|Number of Pages
The Blue Sweater chronicles Jacqueline Novogratz's effort to make a difference in the lives of the women of Rwanda through her venture, the Acumen Fund.
Novogratz was a teenager when she was given the blue sweater. She continued to wear it into her late teens until some boys in her school made comments about the now ill fitting sweater. Eleven years later, on a trip to Africa she sees a boy wearing the exact same sweater she had given away and realizes how every action of hers could have far-reaching consequences.
The book takes us through Novogratz's journey through her job as a banker in Rio De Janeiro where she witnesses how the poor are treated in the country.
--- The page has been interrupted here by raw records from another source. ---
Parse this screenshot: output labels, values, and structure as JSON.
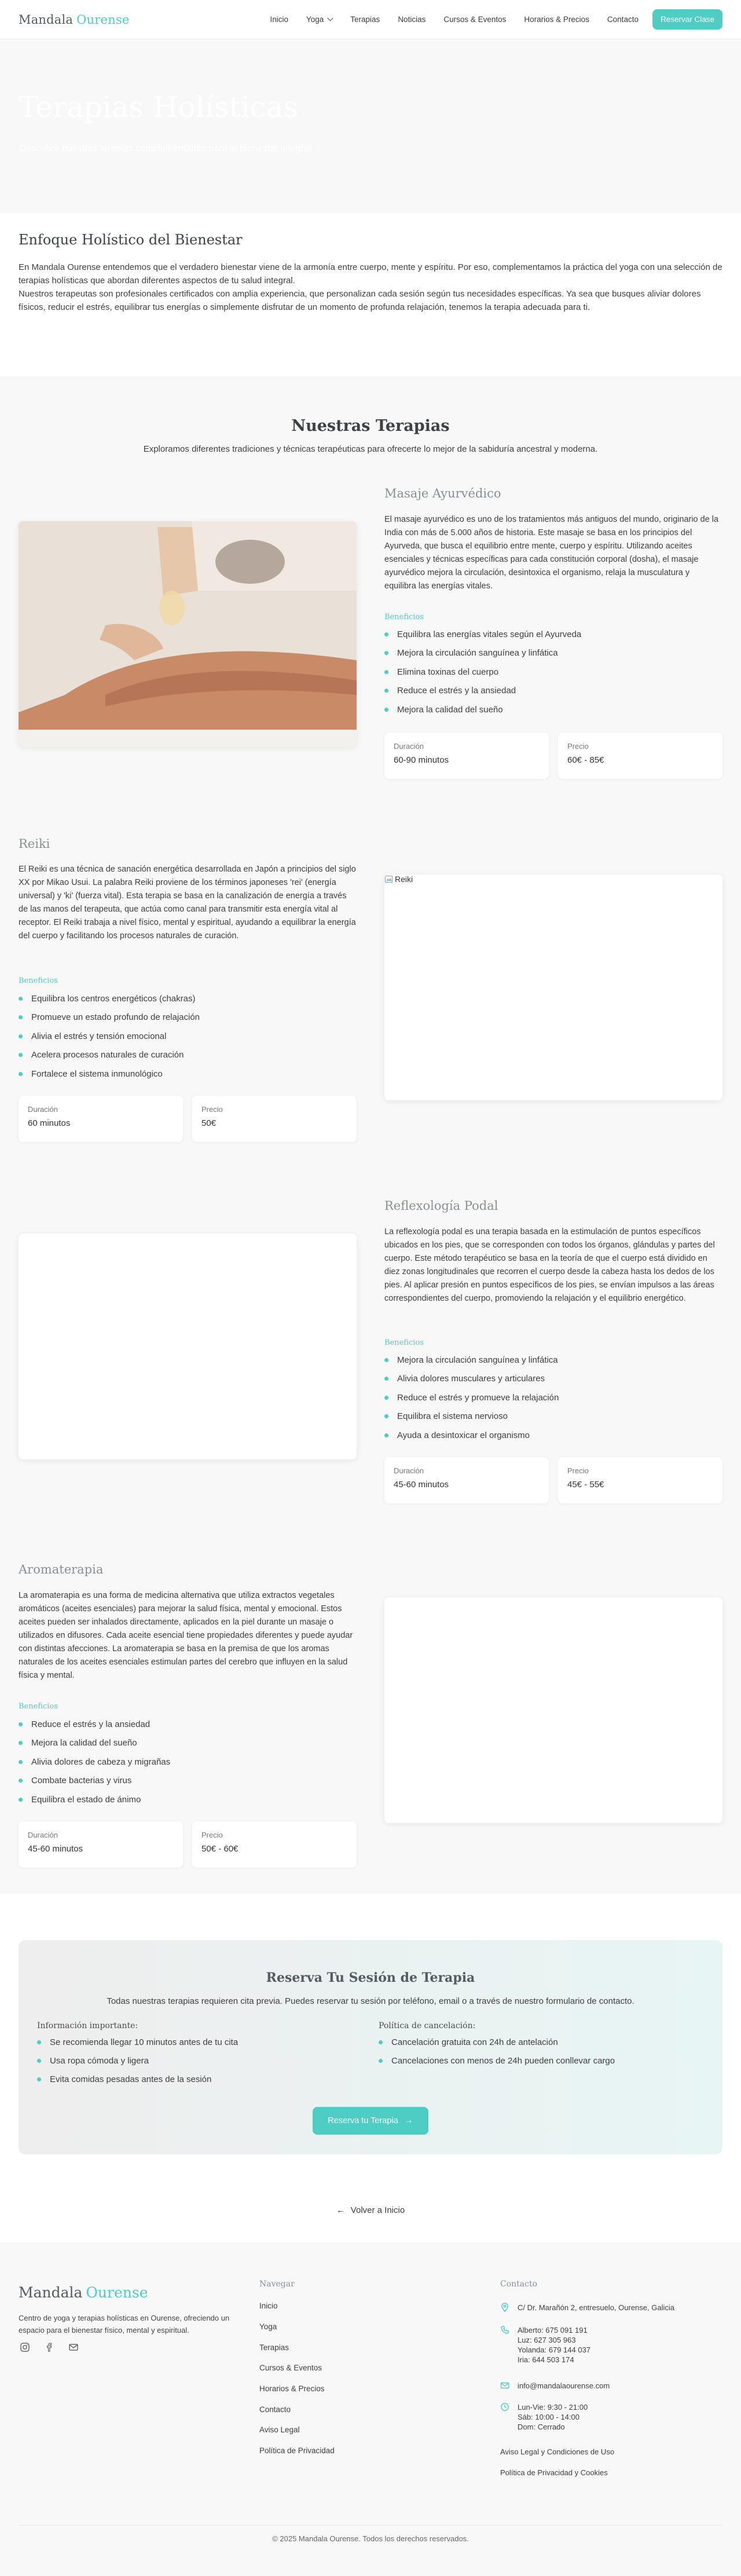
{
  "header": {
    "logo_main": "Mandala",
    "logo_accent": "Ourense",
    "nav": [
      "Inicio",
      "Yoga",
      "Terapias",
      "Noticias",
      "Cursos & Eventos",
      "Horarios & Precios",
      "Contacto"
    ],
    "cta": "Reservar Clase"
  },
  "hero": {
    "title": "Terapias Holísticas",
    "subtitle": "Descubre nuestras terapias complementarias para tu bienestar integral"
  },
  "intro": {
    "title": "Enfoque Holístico del Bienestar",
    "p1": "En Mandala Ourense entendemos que el verdadero bienestar viene de la armonía entre cuerpo, mente y espíritu. Por eso, complementamos la práctica del yoga con una selección de terapias holísticas que abordan diferentes aspectos de tu salud integral.",
    "p2": "Nuestros terapeutas son profesionales certificados con amplia experiencia, que personalizan cada sesión según tus necesidades específicas. Ya sea que busques aliviar dolores físicos, reducir el estrés, equilibrar tus energías o simplemente disfrutar de un momento de profunda relajación, tenemos la terapia adecuada para ti."
  },
  "therapies_section": {
    "title": "Nuestras Terapias",
    "subtitle": "Exploramos diferentes tradiciones y técnicas terapéuticas para ofrecerte lo mejor de la sabiduría ancestral y moderna.",
    "benefits_label": "Beneficios",
    "duration_label": "Duración",
    "price_label": "Precio",
    "items": [
      {
        "title": "Masaje Ayurvédico",
        "image_alt": "",
        "description": "El masaje ayurvédico es uno de los tratamientos más antiguos del mundo, originario de la India con más de 5.000 años de historia. Este masaje se basa en los principios del Ayurveda, que busca el equilibrio entre mente, cuerpo y espíritu. Utilizando aceites esenciales y técnicas específicas para cada constitución corporal (dosha), el masaje ayurvédico mejora la circulación, desintoxica el organismo, relaja la musculatura y equilibra las energías vitales.",
        "benefits": [
          "Equilibra las energías vitales según el Ayurveda",
          "Mejora la circulación sanguínea y linfática",
          "Elimina toxinas del cuerpo",
          "Reduce el estrés y la ansiedad",
          "Mejora la calidad del sueño"
        ],
        "duration": "60-90 minutos",
        "price": "60€ - 85€"
      },
      {
        "title": "Reiki",
        "image_alt": "Reiki",
        "description": "El Reiki es una técnica de sanación energética desarrollada en Japón a principios del siglo XX por Mikao Usui. La palabra Reiki proviene de los términos japoneses 'rei' (energía universal) y 'ki' (fuerza vital). Esta terapia se basa en la canalización de energía a través de las manos del terapeuta, que actúa como canal para transmitir esta energía vital al receptor. El Reiki trabaja a nivel físico, mental y espiritual, ayudando a equilibrar la energía del cuerpo y facilitando los procesos naturales de curación.",
        "benefits": [
          "Equilibra los centros energéticos (chakras)",
          "Promueve un estado profundo de relajación",
          "Alivia el estrés y tensión emocional",
          "Acelera procesos naturales de curación",
          "Fortalece el sistema inmunológico"
        ],
        "duration": "60 minutos",
        "price": "50€"
      },
      {
        "title": "Reflexología Podal",
        "image_alt": "",
        "description": "La reflexología podal es una terapia basada en la estimulación de puntos específicos ubicados en los pies, que se corresponden con todos los órganos, glándulas y partes del cuerpo. Este método terapéutico se basa en la teoría de que el cuerpo está dividido en diez zonas longitudinales que recorren el cuerpo desde la cabeza hasta los dedos de los pies. Al aplicar presión en puntos específicos de los pies, se envían impulsos a las áreas correspondientes del cuerpo, promoviendo la relajación y el equilibrio energético.",
        "benefits": [
          "Mejora la circulación sanguínea y linfática",
          "Alivia dolores musculares y articulares",
          "Reduce el estrés y promueve la relajación",
          "Equilibra el sistema nervioso",
          "Ayuda a desintoxicar el organismo"
        ],
        "duration": "45-60 minutos",
        "price": "45€ - 55€"
      },
      {
        "title": "Aromaterapia",
        "image_alt": "",
        "description": "La aromaterapia es una forma de medicina alternativa que utiliza extractos vegetales aromáticos (aceites esenciales) para mejorar la salud física, mental y emocional. Estos aceites pueden ser inhalados directamente, aplicados en la piel durante un masaje o utilizados en difusores. Cada aceite esencial tiene propiedades diferentes y puede ayudar con distintas afecciones. La aromaterapia se basa en la premisa de que los aromas naturales de los aceites esenciales estimulan partes del cerebro que influyen en la salud física y mental.",
        "benefits": [
          "Reduce el estrés y la ansiedad",
          "Mejora la calidad del sueño",
          "Alivia dolores de cabeza y migrañas",
          "Combate bacterias y virus",
          "Equilibra el estado de ánimo"
        ],
        "duration": "45-60 minutos",
        "price": "50€ - 60€"
      }
    ]
  },
  "booking": {
    "title": "Reserva Tu Sesión de Terapia",
    "subtitle": "Todas nuestras terapias requieren cita previa. Puedes reservar tu sesión por teléfono, email o a través de nuestro formulario de contacto.",
    "info_title": "Información importante:",
    "info_items": [
      "Se recomienda llegar 10 minutos antes de tu cita",
      "Usa ropa cómoda y ligera",
      "Evita comidas pesadas antes de la sesión"
    ],
    "cancel_title": "Política de cancelación:",
    "cancel_items": [
      "Cancelación gratuita con 24h de antelación",
      "Cancelaciones con menos de 24h pueden conllevar cargo"
    ],
    "button": "Reserva tu Terapia"
  },
  "back_link": "Volver a Inicio",
  "footer": {
    "logo_main": "Mandala",
    "logo_accent": "Ourense",
    "description": "Centro de yoga y terapias holísticas en Ourense, ofreciendo un espacio para el bienestar físico, mental y espiritual.",
    "nav_title": "Navegar",
    "nav_links": [
      "Inicio",
      "Yoga",
      "Terapias",
      "Cursos & Eventos",
      "Horarios & Precios",
      "Contacto",
      "Aviso Legal",
      "Política de Privacidad"
    ],
    "contact_title": "Contacto",
    "address": "C/ Dr. Marañón 2, entresuelo, Ourense, Galicia",
    "phones": [
      "Alberto: 675 091 191",
      "Luz: 627 305 963",
      "Yolanda: 679 144 037",
      "Iria: 644 503 174"
    ],
    "email": "info@mandalaourense.com",
    "hours": [
      "Lun-Vie: 9:30 - 21:00",
      "Sáb: 10:00 - 14:00",
      "Dom: Cerrado"
    ],
    "legal_links": [
      "Aviso Legal y Condiciones de Uso",
      "Política de Privacidad y Cookies"
    ],
    "copyright": "© 2025 Mandala Ourense. Todos los derechos reservados."
  },
  "colors": {
    "accent": "#4ecdc4",
    "text": "#3d3d3d",
    "muted_title": "#8a8f92",
    "section_bg": "#f8f8f8"
  }
}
She approaches her boss with the idea of donating money to the poor which is rejected. Undeterred in her search to find a way to make a difference, she discovers a nonprofit organisation for women in New York. She writes to the head and is offered a job in Rwanda where she facilitates loan lending to women. She explains that when women begin to work, it benefits the whole family but it is not so when it comes to men and that very little of the man's earning reaches the family.
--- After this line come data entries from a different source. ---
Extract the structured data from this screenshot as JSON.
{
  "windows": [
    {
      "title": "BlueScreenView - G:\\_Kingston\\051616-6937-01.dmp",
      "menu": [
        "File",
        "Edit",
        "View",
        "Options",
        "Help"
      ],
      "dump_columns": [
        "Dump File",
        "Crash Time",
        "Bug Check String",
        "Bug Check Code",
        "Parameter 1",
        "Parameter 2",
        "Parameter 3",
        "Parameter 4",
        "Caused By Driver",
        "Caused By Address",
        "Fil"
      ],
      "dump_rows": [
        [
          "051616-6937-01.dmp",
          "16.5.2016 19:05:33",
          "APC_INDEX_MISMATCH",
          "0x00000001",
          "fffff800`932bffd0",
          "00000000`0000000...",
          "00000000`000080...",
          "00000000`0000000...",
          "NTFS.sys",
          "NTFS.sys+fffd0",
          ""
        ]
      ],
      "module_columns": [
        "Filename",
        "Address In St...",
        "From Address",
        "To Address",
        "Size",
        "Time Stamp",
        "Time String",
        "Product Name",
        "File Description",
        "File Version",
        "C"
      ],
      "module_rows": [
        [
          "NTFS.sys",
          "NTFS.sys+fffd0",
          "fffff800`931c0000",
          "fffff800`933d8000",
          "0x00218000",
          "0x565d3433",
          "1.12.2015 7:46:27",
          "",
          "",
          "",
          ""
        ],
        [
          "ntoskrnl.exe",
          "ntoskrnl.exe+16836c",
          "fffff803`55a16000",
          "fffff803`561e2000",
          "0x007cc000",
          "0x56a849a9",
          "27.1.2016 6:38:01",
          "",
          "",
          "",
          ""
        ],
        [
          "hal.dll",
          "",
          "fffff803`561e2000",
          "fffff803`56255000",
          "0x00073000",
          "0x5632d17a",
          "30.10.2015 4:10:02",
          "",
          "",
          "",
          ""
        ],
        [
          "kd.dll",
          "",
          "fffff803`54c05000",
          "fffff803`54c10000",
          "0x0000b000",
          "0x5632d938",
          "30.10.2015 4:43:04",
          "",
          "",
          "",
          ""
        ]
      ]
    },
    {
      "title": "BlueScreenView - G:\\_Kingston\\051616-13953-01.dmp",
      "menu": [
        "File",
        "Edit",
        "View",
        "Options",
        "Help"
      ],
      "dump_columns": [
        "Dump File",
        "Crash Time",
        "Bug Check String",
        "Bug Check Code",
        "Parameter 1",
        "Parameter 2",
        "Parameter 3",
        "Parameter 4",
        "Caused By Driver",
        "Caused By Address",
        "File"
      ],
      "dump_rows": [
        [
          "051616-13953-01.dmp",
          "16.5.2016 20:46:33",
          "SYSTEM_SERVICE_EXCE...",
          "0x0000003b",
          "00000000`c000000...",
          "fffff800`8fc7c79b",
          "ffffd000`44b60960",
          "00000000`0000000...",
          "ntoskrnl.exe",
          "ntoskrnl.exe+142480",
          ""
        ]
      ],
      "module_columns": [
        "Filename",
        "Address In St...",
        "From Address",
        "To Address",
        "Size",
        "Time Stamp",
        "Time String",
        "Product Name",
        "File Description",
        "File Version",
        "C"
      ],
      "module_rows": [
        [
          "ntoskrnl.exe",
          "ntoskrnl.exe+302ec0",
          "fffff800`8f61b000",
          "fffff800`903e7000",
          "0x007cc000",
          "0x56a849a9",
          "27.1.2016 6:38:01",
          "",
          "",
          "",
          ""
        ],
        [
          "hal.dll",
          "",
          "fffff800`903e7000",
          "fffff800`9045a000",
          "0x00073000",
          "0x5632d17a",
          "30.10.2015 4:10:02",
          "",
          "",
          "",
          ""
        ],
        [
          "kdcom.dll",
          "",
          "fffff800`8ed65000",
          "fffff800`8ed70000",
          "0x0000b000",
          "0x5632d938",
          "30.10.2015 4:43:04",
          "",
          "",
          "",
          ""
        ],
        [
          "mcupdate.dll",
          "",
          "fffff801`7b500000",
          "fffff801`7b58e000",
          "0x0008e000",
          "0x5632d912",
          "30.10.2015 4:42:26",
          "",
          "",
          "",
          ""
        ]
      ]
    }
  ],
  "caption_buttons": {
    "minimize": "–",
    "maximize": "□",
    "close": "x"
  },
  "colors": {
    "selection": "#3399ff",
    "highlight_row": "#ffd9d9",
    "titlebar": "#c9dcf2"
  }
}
The book describes how she goes on to set up her venture, Acumen Fund, and how it funded many successful services in developing countries like Kenya, Pakistan and Rwanda with the $30 million that she managed to amass and how she hopes to invest a total of $100 million for the same purpose. Novogratz fills her stories with realistic descriptions of Africa, its poverty and economics, the people she worked with and those she helped and her mentors, her professor at Stanford Business School with dignity, self-worth and independence as the theme.
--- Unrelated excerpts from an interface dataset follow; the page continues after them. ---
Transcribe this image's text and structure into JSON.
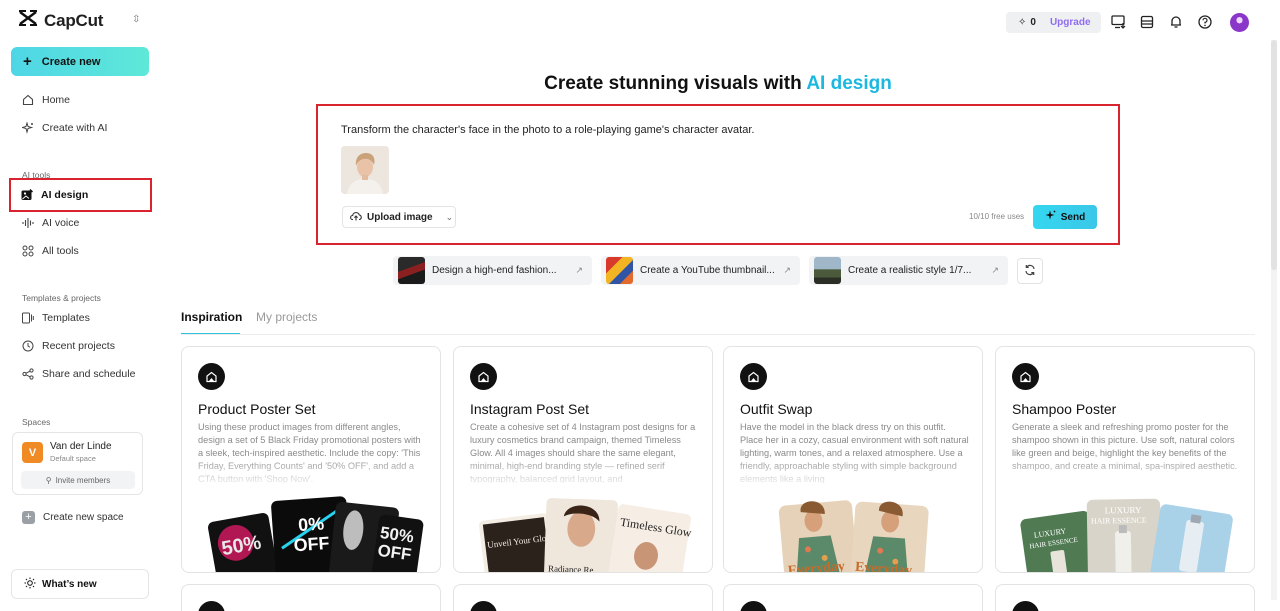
{
  "app": {
    "name": "CapCut"
  },
  "sidebar": {
    "create_new": "Create new",
    "nav": [
      {
        "label": "Home",
        "icon": "home-icon"
      },
      {
        "label": "Create with AI",
        "icon": "sparkle-icon"
      }
    ],
    "ai_tools_label": "AI tools",
    "ai_tools": [
      {
        "label": "AI design",
        "icon": "image-edit-icon",
        "active": true
      },
      {
        "label": "AI voice",
        "icon": "waveform-icon"
      },
      {
        "label": "All tools",
        "icon": "grid-icon"
      }
    ],
    "templates_label": "Templates & projects",
    "templates": [
      {
        "label": "Templates",
        "icon": "template-icon"
      },
      {
        "label": "Recent projects",
        "icon": "clock-icon"
      },
      {
        "label": "Share and schedule",
        "icon": "share-icon"
      }
    ],
    "spaces_label": "Spaces",
    "space": {
      "initial": "V",
      "name": "Van der Linde",
      "sub": "Default space",
      "invite": "Invite members"
    },
    "new_space": "Create new space",
    "whats_new": "What’s new"
  },
  "topbar": {
    "credits": "0",
    "upgrade": "Upgrade"
  },
  "hero": {
    "title_prefix": "Create stunning visuals with ",
    "title_highlight": "AI design",
    "prompt": "Transform the character's face in the photo to a role-playing game's character avatar.",
    "upload": "Upload image",
    "free_uses": "10/10 free uses",
    "send": "Send"
  },
  "suggestions": [
    "Design a high-end fashion...",
    "Create a YouTube thumbnail...",
    "Create a realistic style 1/7..."
  ],
  "tabs": {
    "inspiration": "Inspiration",
    "projects": "My projects"
  },
  "cards": [
    {
      "title": "Product Poster Set",
      "desc": "Using these product images from different angles, design a set of 5 Black Friday promotional posters with a sleek, tech-inspired aesthetic. Include the copy: 'This Friday, Everything Counts' and '50% OFF', and add a CTA button with 'Shop Now'."
    },
    {
      "title": "Instagram Post Set",
      "desc": "Create a cohesive set of 4 Instagram post designs for a luxury cosmetics brand campaign, themed Timeless Glow. All 4 images should share the same elegant, minimal, high-end branding style — refined serif typography, balanced grid layout, and"
    },
    {
      "title": "Outfit Swap",
      "desc": "Have the model in the black dress try on this outfit. Place her in a cozy, casual environment with soft natural lighting, warm tones, and a relaxed atmosphere. Use a friendly, approachable styling with simple background elements like a living"
    },
    {
      "title": "Shampoo Poster",
      "desc": "Generate a sleek and refreshing promo poster for the shampoo shown in this picture. Use soft, natural colors like green and beige, highlight the key benefits of the shampoo, and create a minimal, spa-inspired aesthetic."
    }
  ],
  "card_art": {
    "poster_a": "50%",
    "poster_b": "0%",
    "poster_c": "OFF",
    "poster_d": "50%",
    "poster_e": "OFF",
    "insta_a": "Unveil Your Glow",
    "insta_b": "Timeless Glow",
    "insta_c": "Radiance Re",
    "outfit_a": "Everyday",
    "outfit_b": "Everyday",
    "shampoo_a": "LUXURY",
    "shampoo_b": "HAIR ESSENCE",
    "shampoo_c": "LUXURY",
    "shampoo_d": "HAIR ESSENCE"
  },
  "colors": {
    "accent": "#2fc3dc",
    "highlight_border": "#d9232e",
    "upgrade": "#8f6cf2"
  }
}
The Blue Sweater was a New York Times bestseller and is used as study material at the University of North Carolina at Charlotte and Peace College. The book was published in 2009.
About Jacqueline Novogratz
Jacqueline Novogratz is the founder and CEO of the Acumen Fund, a venture that aims at facilitating ventures by and for the poverty stricken.
She began her career at Chase Manhattan Bank as an international credit analyst. 3 years later, she began to work for UNICEF in Rwanda where she helped found a microfinance institution called Duterimbere. She also founded the The Philanthropy Workshop and The Next Generation Leadership. She founded the Acumen Fund in 2001 which has invested $50 million in 50 businesses. She also serves on the board of trustees of the Aspen Institute and on the advisory board of Stanford Graduate School of Business. She has been presented with an Honorary Doctor of Science degree by University of Notre Dame, Warren Weaver Fellow by Rockefeller Foundation, Henry Crown Fellow by Aspen Institute, and many more awards. She lives with her husband Chris Anderson and has 3 daughters.